The primary buzz topic was certainly focused around the Fed, and the level of stimulus that would be wielded by Bernanke and Company against the lingering drag of unemployment, bad housing stats, and “barely there” economic growth.  When the Fed meets next week, it is, as always, unlikely that much will be actually resolved, but as always, tea leaves will be read and words interpreted just enough to shock the markets, perhaps even enough to move them with greater commitment in one direction or another. It may be enough to move the markets to break above the year’s highs, or maybe tilt them towards a necessary correction.

Not to be underestimated is the impact of the mid-term elections. Regardless of your politics, the consensus is that the stakes are inordinately high, and that what happens after Tuesday’s results emerge could cause Wall Street to either cheer or jeer, using the markets as their method of indicating their sentiment.

Now, a quick look at gold. Since this is an ETF-themed commentary, I’ll use GLD (SPDR Gold Trust), which is designed to track the spot price of gold bullion, as representative for the metal. As has been obvious to anyone with access to just about any news source, gold has been on a wicked uptrend for the last four months, touching on new highs on a regular basis for much of September and parts of October.  GLD hit 134 mid-October, corresponding to the all-time high of the spot price of the precious metal, but since then dropping about 3% to the 130 mark. But the appetite for the metal seems to remain, and it seems to be moving back up, indicating that it might consider re-exploring its all-time highs.

If you want to place all your chips on the precious metal at this time, you might give pause. The number of factors that could carry gold substantially higher in the short run appears to be limited. Sure, sovereign funds of a number of countries will likely continue to gold, as there is little downside to hording caches of the metal, both as an inflationary hedge and as a solid alternative to the dollar in the event of possible fissions in the international currency picture. However, for most small investors, putting all your marbles in one bag is a risk that hardly warrants the rewards. A severe downturn in the markets at this time or the near future would certainly contribute to popping what some would consider is no more than a “gold bubble.”

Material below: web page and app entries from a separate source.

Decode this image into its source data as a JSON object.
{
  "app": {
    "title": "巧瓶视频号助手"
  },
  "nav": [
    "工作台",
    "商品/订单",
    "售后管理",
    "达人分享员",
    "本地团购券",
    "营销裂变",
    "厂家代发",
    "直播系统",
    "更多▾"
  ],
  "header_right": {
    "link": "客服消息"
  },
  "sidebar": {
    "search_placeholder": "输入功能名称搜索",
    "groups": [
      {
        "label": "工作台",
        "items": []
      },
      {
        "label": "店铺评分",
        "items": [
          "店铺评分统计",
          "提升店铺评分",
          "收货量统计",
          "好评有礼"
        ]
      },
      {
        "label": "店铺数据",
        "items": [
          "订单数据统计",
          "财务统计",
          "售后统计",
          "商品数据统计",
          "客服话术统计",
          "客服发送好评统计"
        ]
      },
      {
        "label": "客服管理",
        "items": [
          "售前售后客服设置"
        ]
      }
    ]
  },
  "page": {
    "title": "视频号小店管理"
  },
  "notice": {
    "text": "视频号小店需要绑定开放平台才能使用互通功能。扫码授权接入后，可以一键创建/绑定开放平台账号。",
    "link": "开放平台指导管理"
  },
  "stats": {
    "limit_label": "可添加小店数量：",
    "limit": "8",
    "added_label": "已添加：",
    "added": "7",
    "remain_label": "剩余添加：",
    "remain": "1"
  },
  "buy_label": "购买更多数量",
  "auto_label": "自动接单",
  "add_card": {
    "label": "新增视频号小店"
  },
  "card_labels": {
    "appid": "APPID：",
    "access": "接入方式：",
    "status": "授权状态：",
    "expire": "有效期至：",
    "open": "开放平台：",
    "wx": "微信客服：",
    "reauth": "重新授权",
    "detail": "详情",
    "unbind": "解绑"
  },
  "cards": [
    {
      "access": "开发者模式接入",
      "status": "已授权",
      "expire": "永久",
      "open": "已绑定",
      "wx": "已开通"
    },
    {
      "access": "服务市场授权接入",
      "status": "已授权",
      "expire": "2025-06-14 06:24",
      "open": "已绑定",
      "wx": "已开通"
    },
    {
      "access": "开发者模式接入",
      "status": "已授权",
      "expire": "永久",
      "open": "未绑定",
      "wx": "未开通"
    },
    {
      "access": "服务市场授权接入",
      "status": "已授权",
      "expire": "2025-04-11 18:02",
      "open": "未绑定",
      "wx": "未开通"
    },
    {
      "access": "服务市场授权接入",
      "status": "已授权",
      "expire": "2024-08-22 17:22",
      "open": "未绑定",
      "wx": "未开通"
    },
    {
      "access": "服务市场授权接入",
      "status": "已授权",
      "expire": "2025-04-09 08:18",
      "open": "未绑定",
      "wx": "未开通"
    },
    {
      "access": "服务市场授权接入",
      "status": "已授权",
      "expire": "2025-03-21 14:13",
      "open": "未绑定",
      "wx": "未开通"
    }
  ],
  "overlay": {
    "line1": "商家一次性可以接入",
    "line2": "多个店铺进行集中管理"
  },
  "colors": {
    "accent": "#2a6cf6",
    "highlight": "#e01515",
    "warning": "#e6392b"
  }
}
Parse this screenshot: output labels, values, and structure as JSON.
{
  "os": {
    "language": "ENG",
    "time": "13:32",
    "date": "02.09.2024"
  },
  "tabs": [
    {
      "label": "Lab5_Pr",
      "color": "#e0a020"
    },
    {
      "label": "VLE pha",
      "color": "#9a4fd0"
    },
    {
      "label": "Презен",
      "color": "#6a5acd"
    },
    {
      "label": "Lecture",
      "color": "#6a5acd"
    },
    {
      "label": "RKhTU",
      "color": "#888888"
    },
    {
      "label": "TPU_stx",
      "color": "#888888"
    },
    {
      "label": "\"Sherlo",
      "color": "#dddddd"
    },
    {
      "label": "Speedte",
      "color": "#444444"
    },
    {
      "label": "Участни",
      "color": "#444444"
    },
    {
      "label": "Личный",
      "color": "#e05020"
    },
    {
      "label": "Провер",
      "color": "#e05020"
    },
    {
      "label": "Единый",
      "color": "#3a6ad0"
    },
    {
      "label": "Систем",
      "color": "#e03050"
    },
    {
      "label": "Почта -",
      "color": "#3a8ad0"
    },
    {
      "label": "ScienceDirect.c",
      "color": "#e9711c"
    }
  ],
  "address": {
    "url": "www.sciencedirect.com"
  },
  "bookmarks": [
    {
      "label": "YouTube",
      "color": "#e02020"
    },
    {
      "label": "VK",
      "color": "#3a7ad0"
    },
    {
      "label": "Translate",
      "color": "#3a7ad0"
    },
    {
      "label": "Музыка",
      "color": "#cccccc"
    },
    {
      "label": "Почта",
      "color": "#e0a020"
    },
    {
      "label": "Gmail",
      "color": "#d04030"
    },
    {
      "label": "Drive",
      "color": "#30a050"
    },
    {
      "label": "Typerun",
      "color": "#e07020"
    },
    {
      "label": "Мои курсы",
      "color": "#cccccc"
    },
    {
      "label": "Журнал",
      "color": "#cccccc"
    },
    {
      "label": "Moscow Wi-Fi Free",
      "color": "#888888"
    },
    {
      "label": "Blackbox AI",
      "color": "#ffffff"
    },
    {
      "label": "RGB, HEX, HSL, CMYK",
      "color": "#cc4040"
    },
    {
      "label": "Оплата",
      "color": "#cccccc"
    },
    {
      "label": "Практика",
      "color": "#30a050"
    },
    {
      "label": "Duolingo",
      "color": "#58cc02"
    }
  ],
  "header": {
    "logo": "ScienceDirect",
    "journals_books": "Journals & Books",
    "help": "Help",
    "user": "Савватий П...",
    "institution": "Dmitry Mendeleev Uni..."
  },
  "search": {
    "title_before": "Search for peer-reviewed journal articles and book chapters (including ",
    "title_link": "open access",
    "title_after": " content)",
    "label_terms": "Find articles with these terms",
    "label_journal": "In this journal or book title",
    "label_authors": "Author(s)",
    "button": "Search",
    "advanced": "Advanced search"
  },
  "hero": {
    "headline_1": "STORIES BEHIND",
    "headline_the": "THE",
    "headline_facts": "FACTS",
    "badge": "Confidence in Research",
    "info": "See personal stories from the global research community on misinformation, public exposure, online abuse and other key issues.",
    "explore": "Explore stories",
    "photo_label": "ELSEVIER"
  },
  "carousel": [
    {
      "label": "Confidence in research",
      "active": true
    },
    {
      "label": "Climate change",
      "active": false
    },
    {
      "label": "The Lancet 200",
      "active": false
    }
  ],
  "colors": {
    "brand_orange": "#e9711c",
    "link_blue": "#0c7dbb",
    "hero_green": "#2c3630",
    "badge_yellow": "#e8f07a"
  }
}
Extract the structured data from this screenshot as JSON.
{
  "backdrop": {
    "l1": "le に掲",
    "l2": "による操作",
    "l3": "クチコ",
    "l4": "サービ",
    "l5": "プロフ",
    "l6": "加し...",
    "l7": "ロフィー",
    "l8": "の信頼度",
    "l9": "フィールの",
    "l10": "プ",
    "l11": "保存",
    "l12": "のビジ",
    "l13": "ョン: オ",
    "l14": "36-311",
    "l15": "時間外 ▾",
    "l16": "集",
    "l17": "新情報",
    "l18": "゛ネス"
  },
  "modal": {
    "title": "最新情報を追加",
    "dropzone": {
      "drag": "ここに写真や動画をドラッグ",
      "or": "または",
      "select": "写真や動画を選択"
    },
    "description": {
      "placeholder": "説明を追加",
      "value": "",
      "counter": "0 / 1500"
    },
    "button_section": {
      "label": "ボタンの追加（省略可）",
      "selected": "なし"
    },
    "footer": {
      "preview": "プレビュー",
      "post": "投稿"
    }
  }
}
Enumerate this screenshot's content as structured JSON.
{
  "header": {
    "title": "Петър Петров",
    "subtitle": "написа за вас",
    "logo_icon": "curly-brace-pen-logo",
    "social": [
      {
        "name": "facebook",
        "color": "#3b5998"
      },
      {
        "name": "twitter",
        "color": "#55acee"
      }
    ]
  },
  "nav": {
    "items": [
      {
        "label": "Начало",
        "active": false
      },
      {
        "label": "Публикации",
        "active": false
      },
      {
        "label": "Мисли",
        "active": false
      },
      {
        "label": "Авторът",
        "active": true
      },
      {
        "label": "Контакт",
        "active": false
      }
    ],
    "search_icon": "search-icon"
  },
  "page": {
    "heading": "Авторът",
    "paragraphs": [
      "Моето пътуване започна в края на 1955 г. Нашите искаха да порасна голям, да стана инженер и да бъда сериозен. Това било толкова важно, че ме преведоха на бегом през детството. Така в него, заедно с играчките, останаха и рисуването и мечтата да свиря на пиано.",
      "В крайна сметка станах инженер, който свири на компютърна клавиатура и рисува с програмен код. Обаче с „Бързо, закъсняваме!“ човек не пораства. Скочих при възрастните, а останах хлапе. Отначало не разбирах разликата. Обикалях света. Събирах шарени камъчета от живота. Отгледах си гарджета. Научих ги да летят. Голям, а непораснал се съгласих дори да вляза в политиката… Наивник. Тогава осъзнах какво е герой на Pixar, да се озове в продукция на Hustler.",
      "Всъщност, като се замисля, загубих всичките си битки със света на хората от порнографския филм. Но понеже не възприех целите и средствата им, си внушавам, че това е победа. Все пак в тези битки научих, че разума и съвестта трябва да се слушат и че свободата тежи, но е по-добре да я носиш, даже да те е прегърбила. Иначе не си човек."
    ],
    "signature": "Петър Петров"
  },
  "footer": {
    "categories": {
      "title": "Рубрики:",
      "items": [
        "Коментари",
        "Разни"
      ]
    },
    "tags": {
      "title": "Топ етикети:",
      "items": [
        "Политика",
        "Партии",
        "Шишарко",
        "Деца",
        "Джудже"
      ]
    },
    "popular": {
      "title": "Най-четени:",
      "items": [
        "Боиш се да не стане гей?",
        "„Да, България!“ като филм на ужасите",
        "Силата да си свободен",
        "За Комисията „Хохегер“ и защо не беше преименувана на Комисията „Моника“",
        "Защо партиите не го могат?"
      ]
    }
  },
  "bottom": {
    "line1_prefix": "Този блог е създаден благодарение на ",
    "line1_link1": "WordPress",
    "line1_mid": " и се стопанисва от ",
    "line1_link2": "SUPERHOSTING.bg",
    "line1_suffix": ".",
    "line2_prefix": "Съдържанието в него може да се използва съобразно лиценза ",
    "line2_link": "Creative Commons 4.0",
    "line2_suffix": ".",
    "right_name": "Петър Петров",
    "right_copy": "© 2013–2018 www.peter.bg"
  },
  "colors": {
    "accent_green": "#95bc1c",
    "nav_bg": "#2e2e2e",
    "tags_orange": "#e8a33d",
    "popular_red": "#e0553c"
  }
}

In the long term? There’s a lot to like about gold. The metal as inflationary hedge is the obvious one, and with the likelihood of more quantitative easing by the Fed, so expected that it has generated its own cute moniker—“QE2”—inflation would hardly be a surprise to anyone who has been paying attention. Also, in the event of a “Black Swan,” so named after the title of Nassim Nicholas Taleb’s book on the subject of extreme and unexpected events, gold would not be a bad thing to own. And as many are betting that gold will continue to rise, again in the long run, that consensus is adequate to make it happen.

So, as always, take stock of your stocks, analyze to see if all things are equal in your equities, and then consider how much of a position you want to take in a commodity that long term should treat you fine, but in the short term might correct to a level where the profit-takers meet the gold bugs.

ETF Periscope

Full disclosure: The author does not personally hold any of the ETFs mentioned in this week’s “What the Periscope Sees.”

Disclaimer: This newsletter is published solely for informational purposes and is not to be construed as advice or a recommendation to specific individuals. Individuals should take into account their personal financial circumstances in acting on any rankings or stock selections provided by Sabrient. Sabrient makes no representations that the techniques used in its rankings or selections will result in or guarantee profits in trading. Trading involves risk, including possible loss of principal and other losses, and past performance is no indication of future results.

ETF Periscope
daniel / Tag: COMP, DJIA, Dow Jones Industrial Average, GLD, NASDAQ, S&P 500 Index, SPX /